Exercise
Without any of the pictures, print every record below exactly.

Available data
┌──

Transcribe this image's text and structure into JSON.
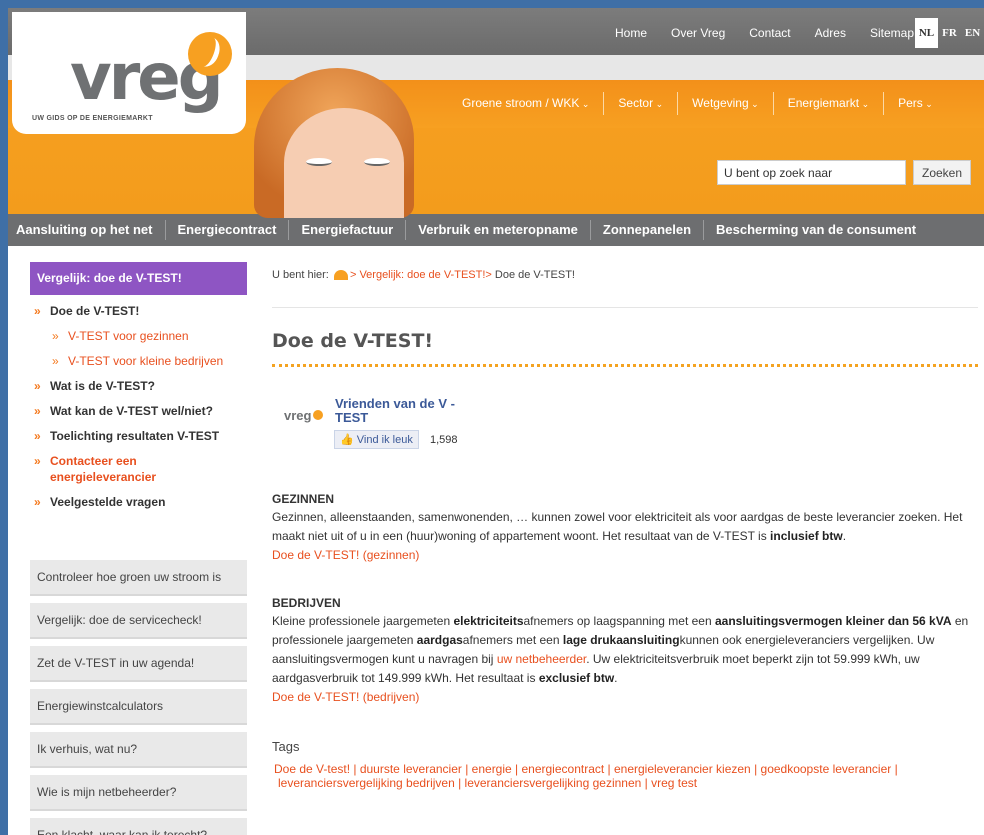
{
  "header": {
    "logo_word": "vreg",
    "logo_tagline": "UW GIDS OP DE ENERGIEMARKT",
    "top_nav": [
      "Home",
      "Over Vreg",
      "Contact",
      "Adres",
      "Sitemap"
    ],
    "languages": [
      "NL",
      "FR",
      "EN"
    ],
    "main_nav": [
      "Groene stroom / WKK",
      "Sector",
      "Wetgeving",
      "Energiemarkt",
      "Pers"
    ],
    "search_value": "U bent op zoek naar",
    "search_button": "Zoeken"
  },
  "subnav": [
    "Aansluiting op het net",
    "Energiecontract",
    "Energiefactuur",
    "Verbruik en meteropname",
    "Zonnepanelen",
    "Bescherming van de consument"
  ],
  "sidebar": {
    "heading": "Vergelijk: doe de V-TEST!",
    "items": [
      {
        "label": "Doe de V-TEST!"
      },
      {
        "label": "V-TEST voor gezinnen"
      },
      {
        "label": "V-TEST voor kleine bedrijven"
      },
      {
        "label": "Wat is de V-TEST?"
      },
      {
        "label": "Wat kan de V-TEST wel/niet?"
      },
      {
        "label": "Toelichting resultaten V-TEST"
      },
      {
        "label": "Contacteer een energieleverancier"
      },
      {
        "label": "Veelgestelde vragen"
      }
    ],
    "boxes": [
      "Controleer hoe groen uw stroom is",
      "Vergelijk: doe de servicecheck!",
      "Zet de V-TEST in uw agenda!",
      "Energiewinstcalculators",
      "Ik verhuis, wat nu?",
      "Wie is mijn netbeheerder?",
      "Een klacht, waar kan ik terecht?"
    ]
  },
  "breadcrumb": {
    "prefix": "U bent hier:",
    "link": "Vergelijk: doe de V-TEST!",
    "current": "Doe de V-TEST!"
  },
  "content": {
    "title": "Doe de V-TEST!",
    "fb": {
      "mini_logo": "vreg",
      "page_name": "Vrienden van de V -TEST",
      "like_label": "Vind ik leuk",
      "count": "1,598"
    },
    "gezinnen": {
      "title": "GEZINNEN",
      "p1": "Gezinnen, alleenstaanden, samenwonenden, … kunnen zowel voor elektriciteit als voor aardgas de beste leverancier zoeken.",
      "p2a": "Het maakt niet uit of u in een (huur)woning of appartement woont. Het resultaat van de V-TEST is ",
      "p2b": "inclusief btw",
      "p2c": ".",
      "link": "Doe de V-TEST! (gezinnen)"
    },
    "bedrijven": {
      "title": "BEDRIJVEN",
      "t1": "Kleine professionele jaargemeten ",
      "t1b": "elektriciteits",
      "t2": "afnemers op laagspanning met een ",
      "t2b": "aansluitingsvermogen kleiner dan 56 kVA",
      "t3": "en professionele jaargemeten ",
      "t3b": "aardgas",
      "t4": "afnemers met een ",
      "t4b": "lage drukaansluiting",
      "t5": "kunnen ook energieleveranciers vergelijken. Uw aansluitingsvermogen kunt u navragen bij ",
      "t5link": "uw netbeheerder",
      "t6": ". Uw elektriciteitsverbruik moet beperkt zijn tot 59.999 kWh, uw aardgasverbruik tot 149.999 kWh. Het resultaat is ",
      "t6b": "exclusief btw",
      "t7": ".",
      "link": "Doe de V-TEST! (bedrijven)"
    },
    "tags_title": "Tags",
    "tags_line1": "Doe de V-test! | duurste leverancier | energie | energiecontract | energieleverancier kiezen | goedkoopste leverancier |",
    "tags_line2": "leveranciersvergelijking bedrijven | leveranciersvergelijking gezinnen | vreg test"
  }
}
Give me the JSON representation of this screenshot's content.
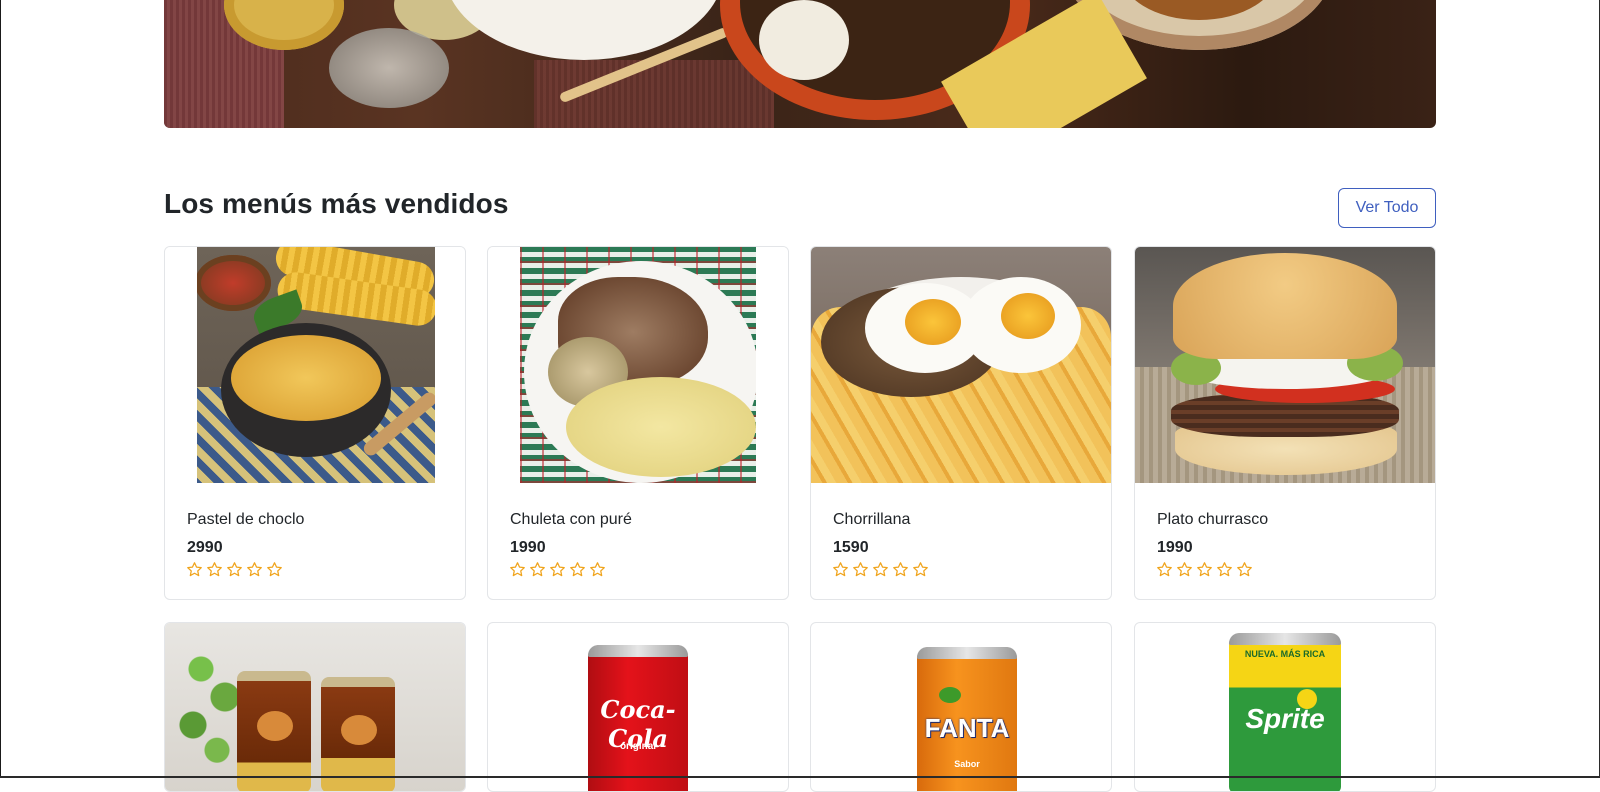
{
  "section": {
    "title": "Los menús más vendidos",
    "view_all_label": "Ver Todo"
  },
  "products": [
    {
      "name": "Pastel de choclo",
      "price": "2990",
      "rating": 0,
      "max_rating": 5,
      "image": "pastel-de-choclo"
    },
    {
      "name": "Chuleta con puré",
      "price": "1990",
      "rating": 0,
      "max_rating": 5,
      "image": "chuleta-con-pure"
    },
    {
      "name": "Chorrillana",
      "price": "1590",
      "rating": 0,
      "max_rating": 5,
      "image": "chorrillana"
    },
    {
      "name": "Plato churrasco",
      "price": "1990",
      "rating": 0,
      "max_rating": 5,
      "image": "churrasco"
    }
  ],
  "second_row": [
    {
      "image": "te-con-mote"
    },
    {
      "image": "coca-cola-can",
      "can_text": "Coca-Cola",
      "can_subtext": "original"
    },
    {
      "image": "fanta-can",
      "can_text": "FANTA",
      "can_subtext": "Sabor"
    },
    {
      "image": "sprite-can",
      "can_text": "Sprite",
      "can_subtext": "NUEVA. MÁS RICA"
    }
  ],
  "colors": {
    "accent": "#3f5fbf",
    "star": "#f0a41c",
    "border": "#e3e5e8",
    "text": "#212529"
  }
}
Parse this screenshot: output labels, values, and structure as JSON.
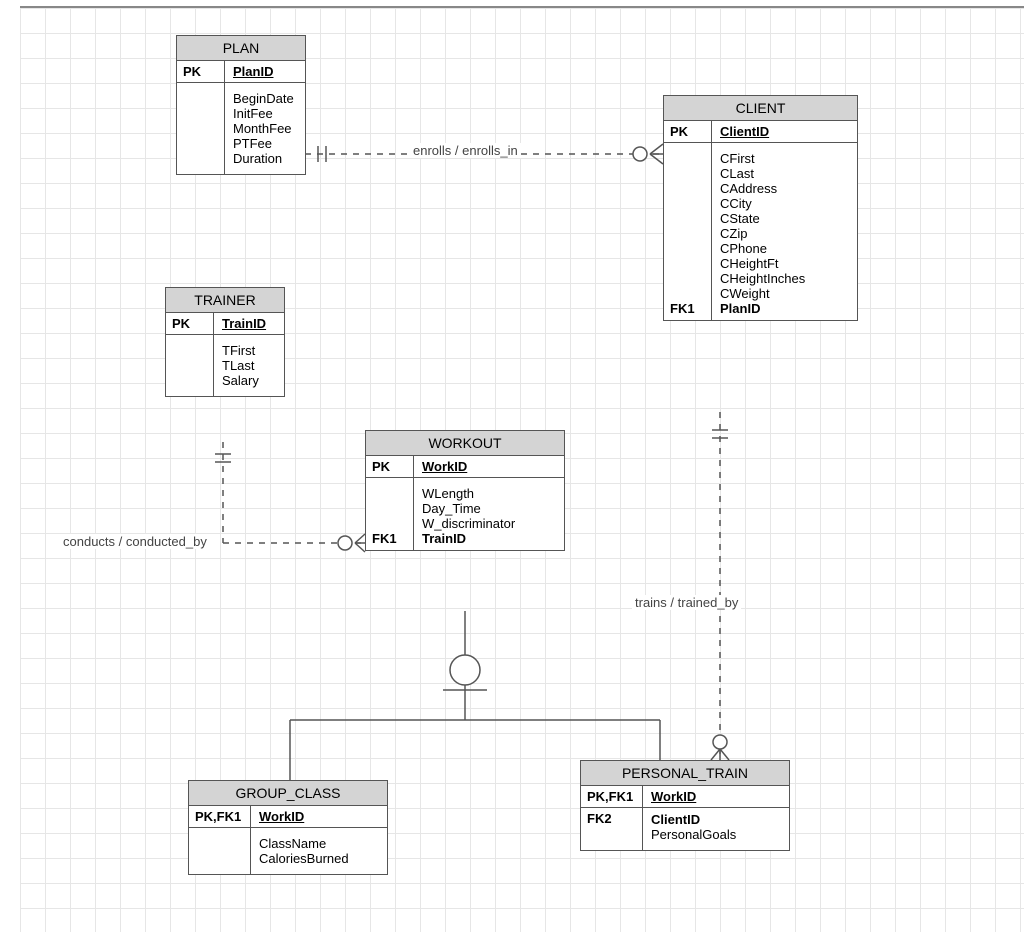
{
  "entities": {
    "plan": {
      "title": "PLAN",
      "pk_label": "PK",
      "pk_field": "PlanID",
      "attrs": [
        "BeginDate",
        "InitFee",
        "MonthFee",
        "PTFee",
        "Duration"
      ]
    },
    "client": {
      "title": "CLIENT",
      "pk_label": "PK",
      "pk_field": "ClientID",
      "attrs": [
        "CFirst",
        "CLast",
        "CAddress",
        "CCity",
        "CState",
        "CZip",
        "CPhone",
        "CHeightFt",
        "CHeightInches",
        "CWeight"
      ],
      "fk_label": "FK1",
      "fk_field": "PlanID"
    },
    "trainer": {
      "title": "TRAINER",
      "pk_label": "PK",
      "pk_field": "TrainID",
      "attrs": [
        "TFirst",
        "TLast",
        "Salary"
      ]
    },
    "workout": {
      "title": "WORKOUT",
      "pk_label": "PK",
      "pk_field": "WorkID",
      "attrs": [
        "WLength",
        "Day_Time",
        "W_discriminator"
      ],
      "fk_label": "FK1",
      "fk_field": "TrainID"
    },
    "group_class": {
      "title": "GROUP_CLASS",
      "pk_label": "PK,FK1",
      "pk_field": "WorkID",
      "attrs": [
        "ClassName",
        "CaloriesBurned"
      ]
    },
    "personal_train": {
      "title": "PERSONAL_TRAIN",
      "pk_label": "PK,FK1",
      "pk_field": "WorkID",
      "fk_label": "FK2",
      "fk_field": "ClientID",
      "attrs2": [
        "PersonalGoals"
      ]
    }
  },
  "relationships": {
    "enrolls": "enrolls / enrolls_in",
    "conducts": "conducts / conducted_by",
    "trains": "trains / trained_by"
  }
}
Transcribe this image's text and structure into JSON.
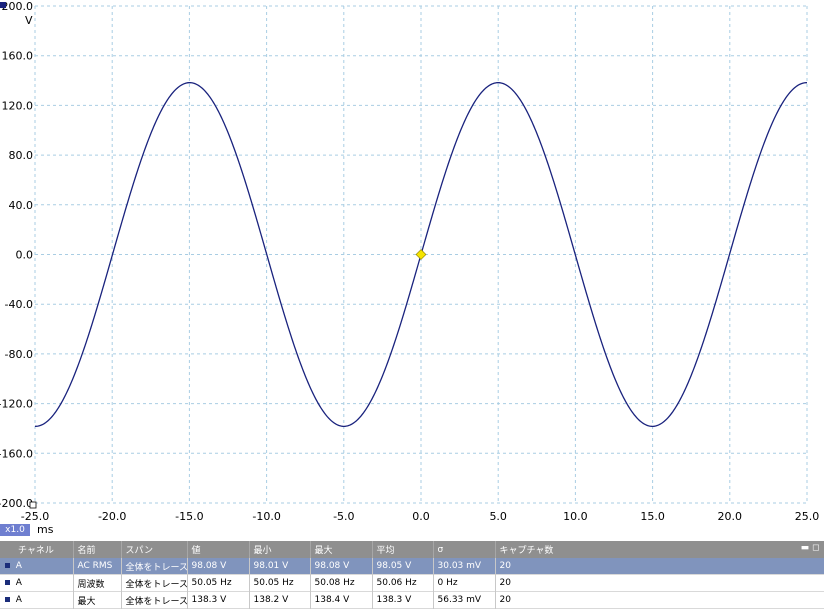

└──

Answer space
Transcribe this image's text and structure into JSON.
{
  "header": {
    "logo_word": "vreg",
    "logo_tagline": "UW GIDS OP DE ENERGIEMARKT",
    "top_nav": [
      "Home",
      "Over Vreg",
      "Contact",
      "Adres",
      "Sitemap"
    ],
    "languages": [
      "NL",
      "FR",
      "EN"
    ],
    "main_nav": [
      "Groene stroom / WKK",
      "Sector",
      "Wetgeving",
      "Energiemarkt",
      "Pers"
    ],
    "search_value": "U bent op zoek naar",
    "search_button": "Zoeken"
  },
  "subnav": [
    "Aansluiting op het net",
    "Energiecontract",
    "Energiefactuur",
    "Verbruik en meteropname",
    "Zonnepanelen",
    "Bescherming van de consument"
  ],
  "sidebar": {
    "heading": "Vergelijk: doe de V-TEST!",
    "items": [
      {
        "label": "Doe de V-TEST!"
      },
      {
        "label": "V-TEST voor gezinnen"
      },
      {
        "label": "V-TEST voor kleine bedrijven"
      },
      {
        "label": "Wat is de V-TEST?"
      },
      {
        "label": "Wat kan de V-TEST wel/niet?"
      },
      {
        "label": "Toelichting resultaten V-TEST"
      },
      {
        "label": "Contacteer een energieleverancier"
      },
      {
        "label": "Veelgestelde vragen"
      }
    ],
    "boxes": [
      "Controleer hoe groen uw stroom is",
      "Vergelijk: doe de servicecheck!",
      "Zet de V-TEST in uw agenda!",
      "Energiewinstcalculators",
      "Ik verhuis, wat nu?",
      "Wie is mijn netbeheerder?",
      "Een klacht, waar kan ik terecht?"
    ]
  },
  "breadcrumb": {
    "prefix": "U bent hier:",
    "link": "Vergelijk: doe de V-TEST!",
    "current": "Doe de V-TEST!"
  },
  "content": {
    "title": "Doe de V-TEST!",
    "fb": {
      "mini_logo": "vreg",
      "page_name": "Vrienden van de V -TEST",
      "like_label": "Vind ik leuk",
      "count": "1,598"
    },
    "gezinnen": {
      "title": "GEZINNEN",
      "p1": "Gezinnen, alleenstaanden, samenwonenden, … kunnen zowel voor elektriciteit als voor aardgas de beste leverancier zoeken.",
      "p2a": "Het maakt niet uit of u in een (huur)woning of appartement woont. Het resultaat van de V-TEST is ",
      "p2b": "inclusief btw",
      "p2c": ".",
      "link": "Doe de V-TEST! (gezinnen)"
    },
    "bedrijven": {
      "title": "BEDRIJVEN",
      "t1": "Kleine professionele jaargemeten ",
      "t1b": "elektriciteits",
      "t2": "afnemers op laagspanning met een ",
      "t2b": "aansluitingsvermogen kleiner dan 56 kVA",
      "t3": "en professionele jaargemeten ",
      "t3b": "aardgas",
      "t4": "afnemers met een ",
      "t4b": "lage drukaansluiting",
      "t5": "kunnen ook energieleveranciers vergelijken. Uw aansluitingsvermogen kunt u navragen bij ",
      "t5link": "uw netbeheerder",
      "t6": ". Uw elektriciteitsverbruik moet beperkt zijn tot 59.999 kWh, uw aardgasverbruik tot 149.999 kWh. Het resultaat is ",
      "t6b": "exclusief btw",
      "t7": ".",
      "link": "Doe de V-TEST! (bedrijven)"
    },
    "tags_title": "Tags",
    "tags_line1": "Doe de V-test! | duurste leverancier | energie | energiecontract | energieleverancier kiezen | goedkoopste leverancier |",
    "tags_line2": "leveranciersvergelijking bedrijven | leveranciersvergelijking gezinnen | vreg test"
  }
}
Give me the JSON representation of this screenshot's content.
{
  "section": {
    "title": "Los menús más vendidos",
    "view_all_label": "Ver Todo"
  },
  "products": [
    {
      "name": "Pastel de choclo",
      "price": "2990",
      "rating": 0,
      "max_rating": 5,
      "image": "pastel-de-choclo"
    },
    {
      "name": "Chuleta con puré",
      "price": "1990",
      "rating": 0,
      "max_rating": 5,
      "image": "chuleta-con-pure"
    },
    {
      "name": "Chorrillana",
      "price": "1590",
      "rating": 0,
      "max_rating": 5,
      "image": "chorrillana"
    },
    {
      "name": "Plato churrasco",
      "price": "1990",
      "rating": 0,
      "max_rating": 5,
      "image": "churrasco"
    }
  ],
  "second_row": [
    {
      "image": "te-con-mote"
    },
    {
      "image": "coca-cola-can",
      "can_text": "Coca-Cola",
      "can_subtext": "original"
    },
    {
      "image": "fanta-can",
      "can_text": "FANTA",
      "can_subtext": "Sabor"
    },
    {
      "image": "sprite-can",
      "can_text": "Sprite",
      "can_subtext": "NUEVA. MÁS RICA"
    }
  ],
  "colors": {
    "accent": "#3f5fbf",
    "star": "#f0a41c",
    "border": "#e3e5e8",
    "text": "#212529"
  }
}
Parse this screenshot: output labels, values, and structure as JSON.
{
  "entities": {
    "plan": {
      "title": "PLAN",
      "pk_label": "PK",
      "pk_field": "PlanID",
      "attrs": [
        "BeginDate",
        "InitFee",
        "MonthFee",
        "PTFee",
        "Duration"
      ]
    },
    "client": {
      "title": "CLIENT",
      "pk_label": "PK",
      "pk_field": "ClientID",
      "attrs": [
        "CFirst",
        "CLast",
        "CAddress",
        "CCity",
        "CState",
        "CZip",
        "CPhone",
        "CHeightFt",
        "CHeightInches",
        "CWeight"
      ],
      "fk_label": "FK1",
      "fk_field": "PlanID"
    },
    "trainer": {
      "title": "TRAINER",
      "pk_label": "PK",
      "pk_field": "TrainID",
      "attrs": [
        "TFirst",
        "TLast",
        "Salary"
      ]
    },
    "workout": {
      "title": "WORKOUT",
      "pk_label": "PK",
      "pk_field": "WorkID",
      "attrs": [
        "WLength",
        "Day_Time",
        "W_discriminator"
      ],
      "fk_label": "FK1",
      "fk_field": "TrainID"
    },
    "group_class": {
      "title": "GROUP_CLASS",
      "pk_label": "PK,FK1",
      "pk_field": "WorkID",
      "attrs": [
        "ClassName",
        "CaloriesBurned"
      ]
    },
    "personal_train": {
      "title": "PERSONAL_TRAIN",
      "pk_label": "PK,FK1",
      "pk_field": "WorkID",
      "fk_label": "FK2",
      "fk_field": "ClientID",
      "attrs2": [
        "PersonalGoals"
      ]
    }
  },
  "relationships": {
    "enrolls": "enrolls / enrolls_in",
    "conducts": "conducts / conducted_by",
    "trains": "trains / trained_by"
  }
}
Transcribe this image's text and structure into JSON.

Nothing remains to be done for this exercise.